* _What this task involves_
Please return every line from the entries that has the string "подзаголовка" in it.

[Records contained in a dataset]
----------

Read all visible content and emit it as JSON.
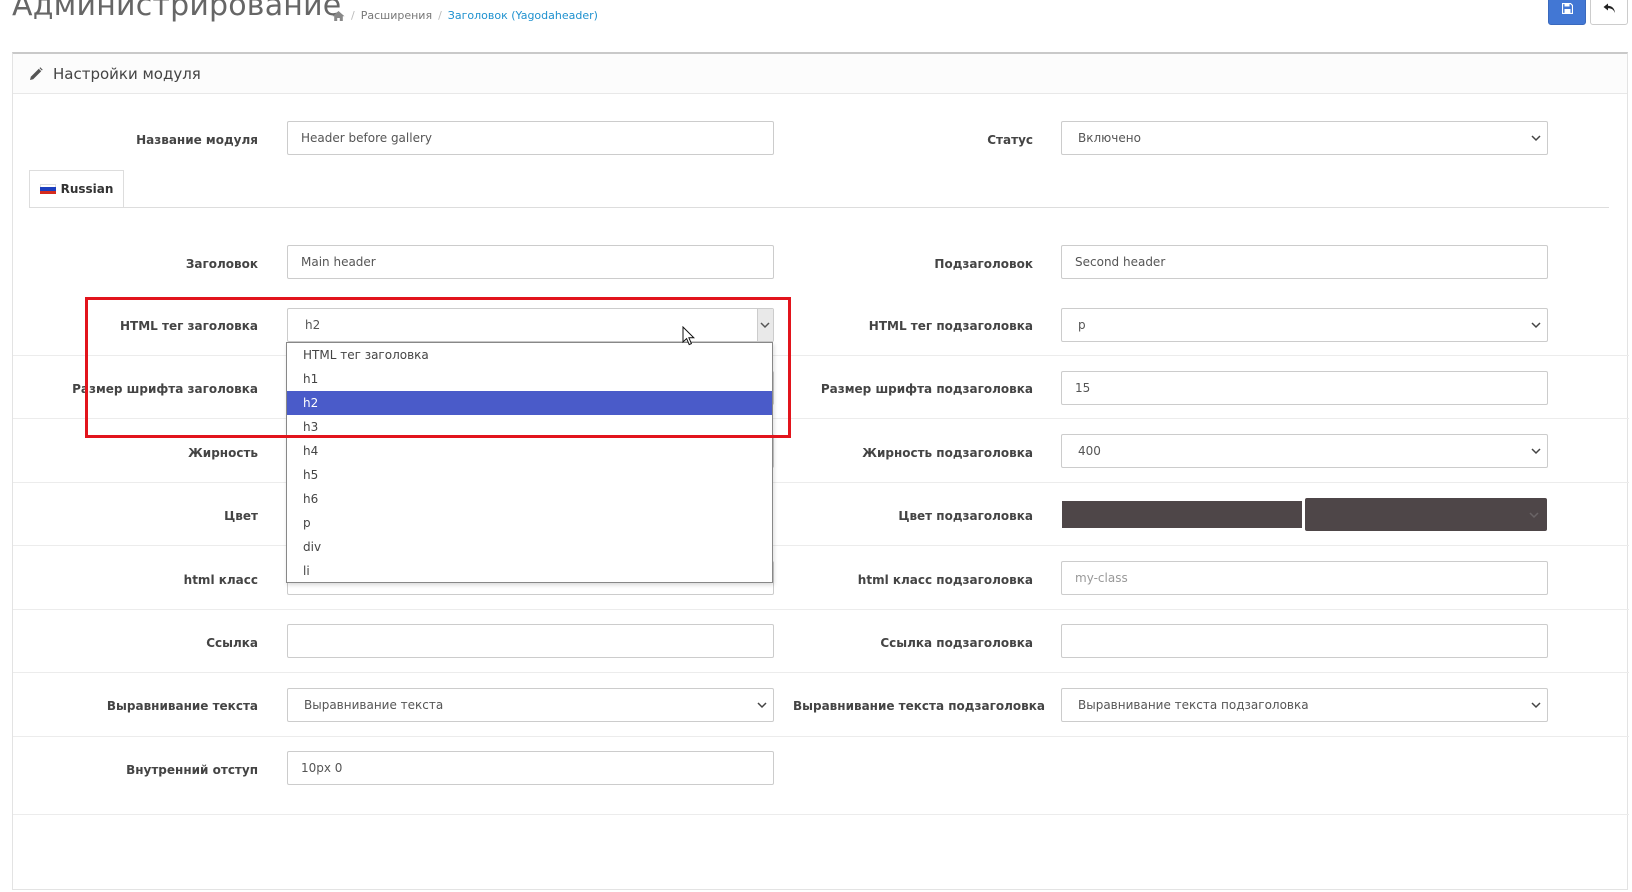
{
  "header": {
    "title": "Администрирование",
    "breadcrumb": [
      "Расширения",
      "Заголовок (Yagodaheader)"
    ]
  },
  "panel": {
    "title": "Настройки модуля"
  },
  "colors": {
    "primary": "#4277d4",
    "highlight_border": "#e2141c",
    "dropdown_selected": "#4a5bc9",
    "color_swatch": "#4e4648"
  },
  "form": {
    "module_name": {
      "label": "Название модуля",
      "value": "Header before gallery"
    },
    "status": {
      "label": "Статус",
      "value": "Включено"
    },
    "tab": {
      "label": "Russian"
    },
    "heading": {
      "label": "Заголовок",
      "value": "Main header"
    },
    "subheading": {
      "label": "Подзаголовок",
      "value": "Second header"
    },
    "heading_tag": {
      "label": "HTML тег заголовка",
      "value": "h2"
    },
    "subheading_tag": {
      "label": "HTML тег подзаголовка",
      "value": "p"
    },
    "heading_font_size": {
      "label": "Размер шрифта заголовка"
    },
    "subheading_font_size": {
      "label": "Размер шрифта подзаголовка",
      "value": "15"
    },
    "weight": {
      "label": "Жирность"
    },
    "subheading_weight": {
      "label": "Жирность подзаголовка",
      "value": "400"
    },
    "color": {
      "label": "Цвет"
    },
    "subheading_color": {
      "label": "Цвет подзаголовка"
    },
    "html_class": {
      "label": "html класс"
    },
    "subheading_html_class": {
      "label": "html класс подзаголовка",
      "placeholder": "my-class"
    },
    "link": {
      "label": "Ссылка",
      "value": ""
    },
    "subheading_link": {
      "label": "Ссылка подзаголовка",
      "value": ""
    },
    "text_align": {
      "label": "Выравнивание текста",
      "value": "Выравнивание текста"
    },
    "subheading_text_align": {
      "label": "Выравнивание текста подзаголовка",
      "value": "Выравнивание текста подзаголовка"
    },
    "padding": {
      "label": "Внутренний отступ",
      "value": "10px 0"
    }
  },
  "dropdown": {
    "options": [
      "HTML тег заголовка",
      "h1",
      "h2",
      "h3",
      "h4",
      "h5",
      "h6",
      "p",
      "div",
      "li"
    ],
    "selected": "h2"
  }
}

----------

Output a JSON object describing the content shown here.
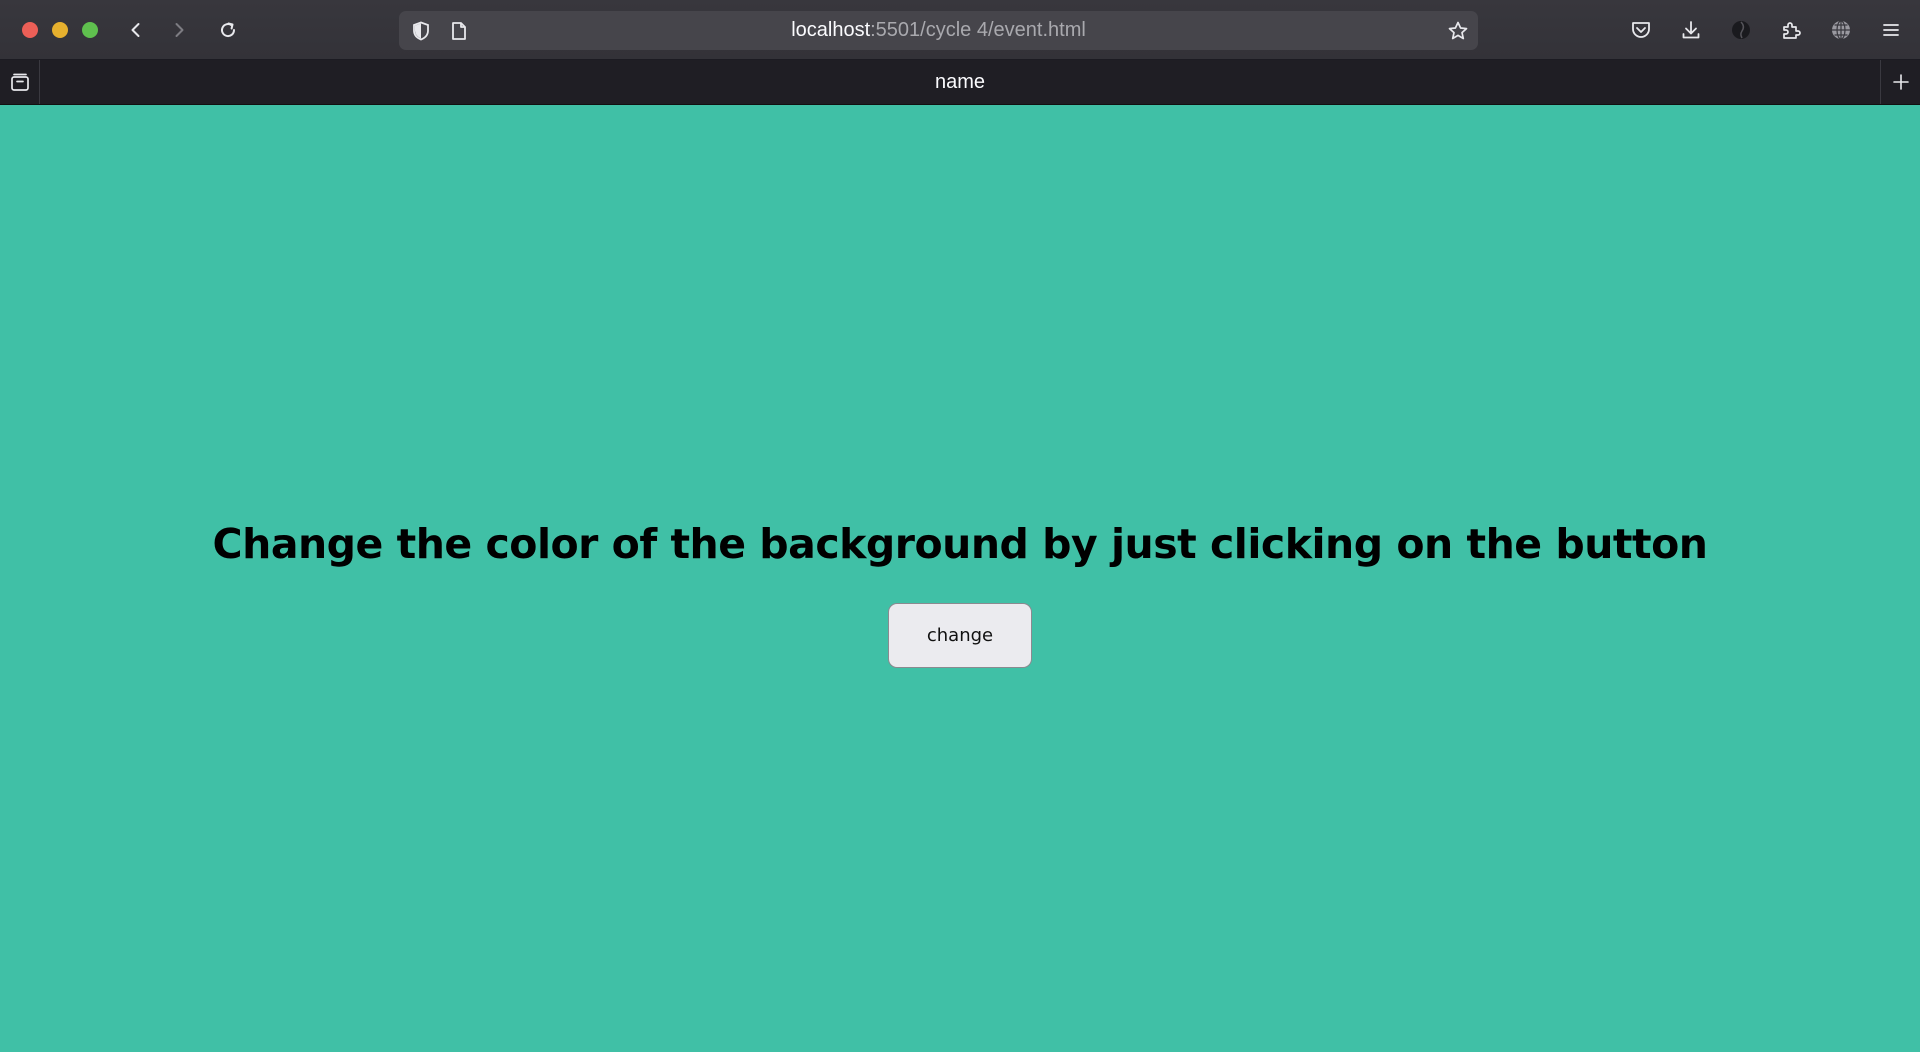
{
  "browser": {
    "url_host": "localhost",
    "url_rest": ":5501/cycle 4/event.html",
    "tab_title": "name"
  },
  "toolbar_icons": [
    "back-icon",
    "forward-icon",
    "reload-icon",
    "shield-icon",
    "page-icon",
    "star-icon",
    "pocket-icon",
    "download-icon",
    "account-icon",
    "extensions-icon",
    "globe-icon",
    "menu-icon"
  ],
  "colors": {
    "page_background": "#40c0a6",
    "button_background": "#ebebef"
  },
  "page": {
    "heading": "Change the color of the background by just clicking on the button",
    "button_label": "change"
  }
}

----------

* _Result of this exercise_
      "label": "HTML тег подзаголовка",
      "label": "Размер шрифта подзаголовка",
      "label": "Жирность подзаголовка",
      "label": "Цвет подзаголовка"
      "label": "html класс подзаголовка",
      "label": "Ссылка подзаголовка",
      "label": "Выравнивание текста подзаголовка",
      "value": "Выравнивание текста подзаголовка"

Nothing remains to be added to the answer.